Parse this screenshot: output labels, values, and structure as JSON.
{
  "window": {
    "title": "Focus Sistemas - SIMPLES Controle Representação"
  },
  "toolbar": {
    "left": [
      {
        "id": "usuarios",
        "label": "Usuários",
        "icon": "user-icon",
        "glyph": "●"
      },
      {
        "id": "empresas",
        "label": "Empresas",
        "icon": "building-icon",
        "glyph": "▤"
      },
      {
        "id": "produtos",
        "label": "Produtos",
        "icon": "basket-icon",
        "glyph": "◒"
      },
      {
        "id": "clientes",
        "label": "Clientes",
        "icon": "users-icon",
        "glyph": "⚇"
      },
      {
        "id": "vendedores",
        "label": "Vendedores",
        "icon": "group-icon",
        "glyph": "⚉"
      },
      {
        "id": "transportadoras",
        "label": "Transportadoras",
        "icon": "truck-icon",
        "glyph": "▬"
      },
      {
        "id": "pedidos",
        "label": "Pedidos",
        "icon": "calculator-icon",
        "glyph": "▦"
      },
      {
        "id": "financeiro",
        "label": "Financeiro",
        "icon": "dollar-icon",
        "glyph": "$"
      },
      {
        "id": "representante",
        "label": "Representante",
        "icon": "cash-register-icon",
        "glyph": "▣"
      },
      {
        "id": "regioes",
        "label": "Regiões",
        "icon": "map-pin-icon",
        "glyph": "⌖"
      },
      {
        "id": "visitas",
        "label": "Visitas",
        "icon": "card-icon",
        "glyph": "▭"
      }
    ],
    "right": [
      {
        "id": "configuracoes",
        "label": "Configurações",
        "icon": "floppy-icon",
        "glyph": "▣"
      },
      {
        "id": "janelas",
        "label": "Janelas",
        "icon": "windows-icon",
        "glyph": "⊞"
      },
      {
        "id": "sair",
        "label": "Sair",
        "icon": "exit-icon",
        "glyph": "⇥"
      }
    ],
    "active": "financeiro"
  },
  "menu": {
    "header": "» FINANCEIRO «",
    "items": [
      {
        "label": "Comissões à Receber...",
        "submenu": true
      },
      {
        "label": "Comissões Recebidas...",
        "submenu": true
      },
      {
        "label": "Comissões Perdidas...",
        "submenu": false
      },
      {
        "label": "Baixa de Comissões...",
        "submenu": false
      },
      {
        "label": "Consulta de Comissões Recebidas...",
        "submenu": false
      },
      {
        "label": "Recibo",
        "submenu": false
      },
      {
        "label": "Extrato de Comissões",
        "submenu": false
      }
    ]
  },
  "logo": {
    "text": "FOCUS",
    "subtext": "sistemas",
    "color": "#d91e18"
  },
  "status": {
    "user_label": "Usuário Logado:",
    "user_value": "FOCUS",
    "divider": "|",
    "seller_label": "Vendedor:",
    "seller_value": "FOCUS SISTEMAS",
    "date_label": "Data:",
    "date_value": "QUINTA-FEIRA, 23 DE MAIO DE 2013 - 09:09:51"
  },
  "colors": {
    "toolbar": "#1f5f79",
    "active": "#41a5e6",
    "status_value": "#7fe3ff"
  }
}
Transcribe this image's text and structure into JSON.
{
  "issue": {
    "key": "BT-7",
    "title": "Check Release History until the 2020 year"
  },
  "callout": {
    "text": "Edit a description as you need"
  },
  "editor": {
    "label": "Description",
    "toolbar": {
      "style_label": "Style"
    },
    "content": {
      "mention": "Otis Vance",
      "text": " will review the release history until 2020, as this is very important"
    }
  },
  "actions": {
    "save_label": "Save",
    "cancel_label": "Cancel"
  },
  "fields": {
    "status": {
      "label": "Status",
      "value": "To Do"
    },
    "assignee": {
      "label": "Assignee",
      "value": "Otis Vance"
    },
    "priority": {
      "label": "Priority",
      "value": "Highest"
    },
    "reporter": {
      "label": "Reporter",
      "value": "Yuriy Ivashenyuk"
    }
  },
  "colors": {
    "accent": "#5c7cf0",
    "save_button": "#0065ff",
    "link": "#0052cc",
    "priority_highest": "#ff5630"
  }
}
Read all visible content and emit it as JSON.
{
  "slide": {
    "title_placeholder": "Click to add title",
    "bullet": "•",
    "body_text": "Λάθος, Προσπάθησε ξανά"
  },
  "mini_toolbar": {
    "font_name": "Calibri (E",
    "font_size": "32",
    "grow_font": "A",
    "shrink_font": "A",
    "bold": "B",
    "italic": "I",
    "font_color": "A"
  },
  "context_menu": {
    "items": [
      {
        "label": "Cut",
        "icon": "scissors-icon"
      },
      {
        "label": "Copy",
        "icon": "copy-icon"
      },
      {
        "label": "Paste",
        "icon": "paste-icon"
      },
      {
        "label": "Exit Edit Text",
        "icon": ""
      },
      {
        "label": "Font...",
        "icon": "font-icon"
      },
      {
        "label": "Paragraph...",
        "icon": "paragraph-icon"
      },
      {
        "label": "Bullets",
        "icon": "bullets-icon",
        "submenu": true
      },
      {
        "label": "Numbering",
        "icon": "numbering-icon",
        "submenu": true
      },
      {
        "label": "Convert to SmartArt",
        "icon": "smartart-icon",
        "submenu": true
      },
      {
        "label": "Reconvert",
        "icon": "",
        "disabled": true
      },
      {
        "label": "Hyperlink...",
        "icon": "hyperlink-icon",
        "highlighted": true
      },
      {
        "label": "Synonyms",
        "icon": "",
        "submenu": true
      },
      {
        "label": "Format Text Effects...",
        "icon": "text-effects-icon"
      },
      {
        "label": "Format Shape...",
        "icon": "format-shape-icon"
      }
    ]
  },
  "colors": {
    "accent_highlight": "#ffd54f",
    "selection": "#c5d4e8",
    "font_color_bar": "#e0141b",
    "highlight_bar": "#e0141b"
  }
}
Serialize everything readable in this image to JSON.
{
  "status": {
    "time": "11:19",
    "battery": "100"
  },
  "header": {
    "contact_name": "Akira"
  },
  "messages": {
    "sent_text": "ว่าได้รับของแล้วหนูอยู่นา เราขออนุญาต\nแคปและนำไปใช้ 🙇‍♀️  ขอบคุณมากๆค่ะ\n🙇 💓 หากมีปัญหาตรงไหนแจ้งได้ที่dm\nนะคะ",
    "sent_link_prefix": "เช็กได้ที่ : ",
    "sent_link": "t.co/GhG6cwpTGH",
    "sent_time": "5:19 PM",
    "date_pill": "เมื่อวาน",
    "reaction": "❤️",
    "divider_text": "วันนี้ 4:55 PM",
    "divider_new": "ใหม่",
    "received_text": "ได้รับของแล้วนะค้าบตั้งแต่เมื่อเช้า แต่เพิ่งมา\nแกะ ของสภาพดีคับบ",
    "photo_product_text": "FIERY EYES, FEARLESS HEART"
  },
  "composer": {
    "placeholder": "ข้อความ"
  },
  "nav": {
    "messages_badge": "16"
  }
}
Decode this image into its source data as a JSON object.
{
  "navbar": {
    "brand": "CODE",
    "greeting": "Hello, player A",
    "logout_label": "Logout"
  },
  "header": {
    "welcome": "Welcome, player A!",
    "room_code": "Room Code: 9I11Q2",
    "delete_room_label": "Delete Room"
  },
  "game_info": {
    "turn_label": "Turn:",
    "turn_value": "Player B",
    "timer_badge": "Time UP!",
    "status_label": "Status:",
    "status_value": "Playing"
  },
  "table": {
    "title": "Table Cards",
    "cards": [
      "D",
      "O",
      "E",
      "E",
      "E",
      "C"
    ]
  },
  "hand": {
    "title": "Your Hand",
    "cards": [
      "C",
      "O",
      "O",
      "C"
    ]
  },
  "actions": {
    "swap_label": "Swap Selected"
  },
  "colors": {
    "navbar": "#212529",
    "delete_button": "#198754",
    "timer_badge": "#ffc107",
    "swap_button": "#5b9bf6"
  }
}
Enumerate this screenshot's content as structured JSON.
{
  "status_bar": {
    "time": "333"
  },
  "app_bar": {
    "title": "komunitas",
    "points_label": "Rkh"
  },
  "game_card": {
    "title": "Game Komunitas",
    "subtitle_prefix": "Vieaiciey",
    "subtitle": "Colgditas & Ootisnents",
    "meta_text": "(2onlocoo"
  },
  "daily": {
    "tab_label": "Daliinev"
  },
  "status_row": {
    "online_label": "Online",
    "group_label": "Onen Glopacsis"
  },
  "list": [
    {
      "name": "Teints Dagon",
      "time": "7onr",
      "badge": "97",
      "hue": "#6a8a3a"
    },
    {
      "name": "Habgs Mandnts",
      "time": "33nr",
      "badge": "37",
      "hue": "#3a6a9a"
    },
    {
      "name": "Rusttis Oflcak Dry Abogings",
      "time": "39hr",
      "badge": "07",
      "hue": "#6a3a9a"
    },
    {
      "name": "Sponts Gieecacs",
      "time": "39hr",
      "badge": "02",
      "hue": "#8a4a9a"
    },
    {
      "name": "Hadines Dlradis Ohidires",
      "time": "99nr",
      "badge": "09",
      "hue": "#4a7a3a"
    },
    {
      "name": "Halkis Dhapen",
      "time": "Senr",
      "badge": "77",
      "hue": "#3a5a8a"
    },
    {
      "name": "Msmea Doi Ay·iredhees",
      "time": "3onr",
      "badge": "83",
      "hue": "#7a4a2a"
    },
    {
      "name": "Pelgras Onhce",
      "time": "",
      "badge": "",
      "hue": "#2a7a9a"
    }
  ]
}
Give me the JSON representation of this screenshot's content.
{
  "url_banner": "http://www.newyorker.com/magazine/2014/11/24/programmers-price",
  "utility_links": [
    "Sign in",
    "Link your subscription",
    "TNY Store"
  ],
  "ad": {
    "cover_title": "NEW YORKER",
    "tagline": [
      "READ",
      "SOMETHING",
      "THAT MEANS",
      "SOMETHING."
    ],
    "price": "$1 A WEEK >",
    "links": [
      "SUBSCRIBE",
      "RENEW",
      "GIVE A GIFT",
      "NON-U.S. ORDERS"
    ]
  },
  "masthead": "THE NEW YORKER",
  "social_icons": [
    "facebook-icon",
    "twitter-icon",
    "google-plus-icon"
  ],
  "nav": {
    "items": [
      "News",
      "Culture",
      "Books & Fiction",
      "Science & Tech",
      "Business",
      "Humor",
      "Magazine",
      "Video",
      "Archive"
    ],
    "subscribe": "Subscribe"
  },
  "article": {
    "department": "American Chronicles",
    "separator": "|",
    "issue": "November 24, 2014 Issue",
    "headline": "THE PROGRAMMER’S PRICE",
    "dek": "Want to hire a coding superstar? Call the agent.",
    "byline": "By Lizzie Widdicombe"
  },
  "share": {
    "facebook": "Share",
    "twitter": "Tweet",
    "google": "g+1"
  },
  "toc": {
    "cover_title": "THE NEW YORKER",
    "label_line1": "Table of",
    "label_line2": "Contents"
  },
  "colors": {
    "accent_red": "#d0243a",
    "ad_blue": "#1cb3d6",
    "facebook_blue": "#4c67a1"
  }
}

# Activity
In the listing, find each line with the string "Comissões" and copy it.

# Solution to this exercise
        "label": "Comissões à Receber...",
        "label": "Comissões Recebidas...",
        "label": "Comissões Perdidas...",
        "label": "Baixa de Comissões...",
        "label": "Consulta de Comissões Recebidas...",
        "label": "Extrato de Comissões",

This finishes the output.